Bertrand Russell

His conviction in 1916 resulted in Russell being fined £100 (equivalent to £6,000 in 2021), which he refused to pay in hope that he would be sent to prison, but his books were sold at auction to raise the money. The books were bought by friends; he later treasured his copy of the King James Bible that was stamped "Confiscated by Cambridge Police".

I wish to make it plain that Russell himself is not responsible, directly or indirectly, for the writing of the pamphlet.... I wrote it without his knowledge and, when I sent him the typescript and asked for his permission to print it, I suggested that, unless it contained misstatement of fact, he should make no comment on it. He agreed to this... no word has been changed as the result of any suggestion from him.

Upon the death of his elder brother Frank, in 1931, Russell became the 3rd Earl Russell.

Bertrand Russell was opposed to war from a young age; his opposition to World War I being used as grounds for his dismissal from Trinity College at Cambridge. This incident fused two of his most controversial causes, as he had failed to be granted Fellow status which would have protected him from firing, because he was not willing to either pretend to be a devout Christian, or at least avoid admitting he was agnostic.

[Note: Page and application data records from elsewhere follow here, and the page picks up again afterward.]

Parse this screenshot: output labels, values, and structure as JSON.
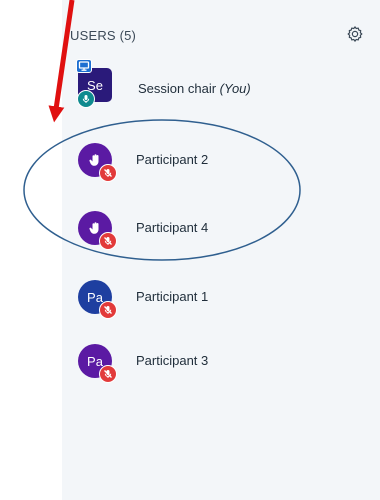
{
  "header": {
    "title": "USERS (5)"
  },
  "colors": {
    "chair_avatar": "#2a1a7a",
    "participant_raised": "#5b1aa3",
    "participant_blue": "#1e3fa0",
    "participant_purple": "#5b1aa3",
    "mic_muted": "#e23a3a",
    "mic_active": "#0f8a8f",
    "presenter_badge": "#1d6fd1",
    "annotation_red": "#e01010",
    "annotation_ellipse": "#2f5f8f"
  },
  "users": [
    {
      "initials": "Se",
      "name": "Session chair",
      "suffix": "(You)",
      "avatar_shape": "square",
      "status_icon": "mic-icon",
      "presenter": true
    },
    {
      "initials": "",
      "name": "Participant 2",
      "suffix": "",
      "avatar_shape": "round",
      "status_icon": "mic-muted-icon",
      "raised_hand": true
    },
    {
      "initials": "",
      "name": "Participant 4",
      "suffix": "",
      "avatar_shape": "round",
      "status_icon": "mic-muted-icon",
      "raised_hand": true
    },
    {
      "initials": "Pa",
      "name": "Participant 1",
      "suffix": "",
      "avatar_shape": "round",
      "status_icon": "mic-muted-icon"
    },
    {
      "initials": "Pa",
      "name": "Participant 3",
      "suffix": "",
      "avatar_shape": "round",
      "status_icon": "mic-muted-icon"
    }
  ]
}
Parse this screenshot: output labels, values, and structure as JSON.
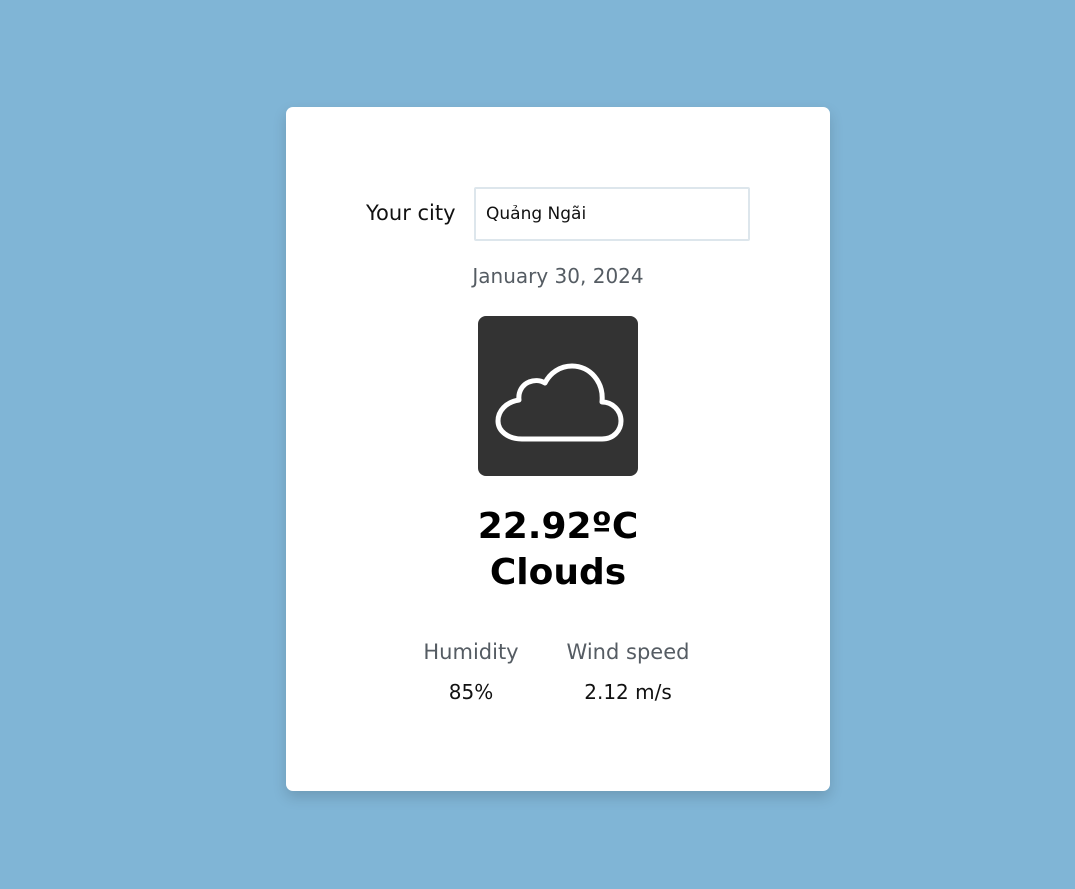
{
  "search": {
    "label": "Your city",
    "value": "Quảng Ngãi"
  },
  "weather": {
    "date": "January 30, 2024",
    "icon": "cloud-icon",
    "temperature": "22.92ºC",
    "condition": "Clouds"
  },
  "stats": {
    "humidity_label": "Humidity",
    "humidity_value": "85%",
    "wind_label": "Wind speed",
    "wind_value": "2.12 m/s"
  },
  "colors": {
    "background": "#80b5d6",
    "card": "#ffffff",
    "icon_box": "#333333",
    "muted_text": "#555c63"
  }
}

He later described the resolution of these issues as essential to freedom of thought and expression, citing the incident in Free Thought and Official Propaganda, where he explained that the expression of any idea, even the most obviously "bad", must be protected not only from direct State intervention, but also economic leveraging and other means of being silenced:

Russell first married Alys Whitall Smith (died 1951) in 1894. The marriage was dissolved in 1921 with no issue. His second marriage was to Dora Winifred Black MBE (died 1986), daughter of Sir Frederick Black, in 1921. This was dissolved in 1935, having produced two children:

Russell's third marriage was to Patricia Helen Spence (died 2004) in 1936, with the marriage producing one child:

For the advancement of science and protection of liberty of expression, Russell advocated The Will to Doubt, the recognition that all human knowledge is at most a best guess, that one should always remember:

Political and social activism occupied much of Russell's time for most of his life. Russell remained politically active almost to the end of his life, writing to and exhorting world leaders and lending his name to various causes.

This subject will make great strides when it is taken up by scientists under a scientific dictatorship. Anaxagoras maintained that snow is black, but no one believed him. The social psychologists of the future will have a number of classes of school children on whom they will try different methods of producing an unshakable conviction that snow is black. Various results will soon be arrived at. First, that the influence of home is obstructive. Second, that not much can be done unless indoctrination begins before the age of ten. Third, that verses set to music and repeatedly intoned are very effective. Fourth, that the opinion that snow is white must be held to show a morbid taste for eccentricity. But I anticipate. It is for future scientists to make these maxims precise and discover exactly how much it costs per head to make children believe that snow is black, and how much less it would cost to make them believe it is dark grey. Although this science will be diligently studied, it will be rigidly confined to the governing class. The populace will not be allowed to know how its convictions were generated. When the technique has been perfected, every government that has been in charge of education for a generation will be able to control its subjects securely without the need of armies or policemen. As yet there is only one country which has succeeded in creating this politician's paradise. The social effects of scientific technique have already been many and important, and are likely to be even more noteworthy in the future. Some of these effects depend upon the political and economic character of the country concerned; others are inevitable, whatever this character may be.

In future such failures are not likely to occur where there is dictatorship. Diet, injections, and injunctions will combine, from a very early age, to produce the sort of character and the sort of beliefs that the authorities consider desirable, and any serious criticism of the powers that be will become psychologically impossible. Even if all are miserable, all will believe themselves happy, because the government will tell them that they are so.

Below is a selected bibliography of Russell's books in English, sorted by year of first publication: